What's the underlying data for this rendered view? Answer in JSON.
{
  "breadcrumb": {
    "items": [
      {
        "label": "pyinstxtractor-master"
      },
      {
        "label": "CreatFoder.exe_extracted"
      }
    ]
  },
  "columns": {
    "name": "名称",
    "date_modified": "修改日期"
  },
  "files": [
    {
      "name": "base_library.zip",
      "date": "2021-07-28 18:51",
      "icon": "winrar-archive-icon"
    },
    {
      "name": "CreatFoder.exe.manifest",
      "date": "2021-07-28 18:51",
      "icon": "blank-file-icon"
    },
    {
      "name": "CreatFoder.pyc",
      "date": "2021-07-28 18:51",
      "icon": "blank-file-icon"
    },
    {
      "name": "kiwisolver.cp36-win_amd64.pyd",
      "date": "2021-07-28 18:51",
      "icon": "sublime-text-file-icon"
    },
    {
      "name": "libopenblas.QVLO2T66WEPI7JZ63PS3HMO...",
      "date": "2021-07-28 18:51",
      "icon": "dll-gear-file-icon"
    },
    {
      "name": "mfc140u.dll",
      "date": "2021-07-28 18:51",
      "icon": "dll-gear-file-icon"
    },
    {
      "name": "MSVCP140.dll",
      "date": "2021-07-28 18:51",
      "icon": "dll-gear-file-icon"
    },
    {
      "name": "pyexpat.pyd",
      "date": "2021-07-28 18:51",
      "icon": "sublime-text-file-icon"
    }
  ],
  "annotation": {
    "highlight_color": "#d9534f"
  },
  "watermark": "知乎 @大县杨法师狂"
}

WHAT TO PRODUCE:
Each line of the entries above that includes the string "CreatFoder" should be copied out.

EXPECTED ANSWER:
        "label": "CreatFoder.exe_extracted"
      "name": "CreatFoder.exe.manifest",
      "name": "CreatFoder.pyc",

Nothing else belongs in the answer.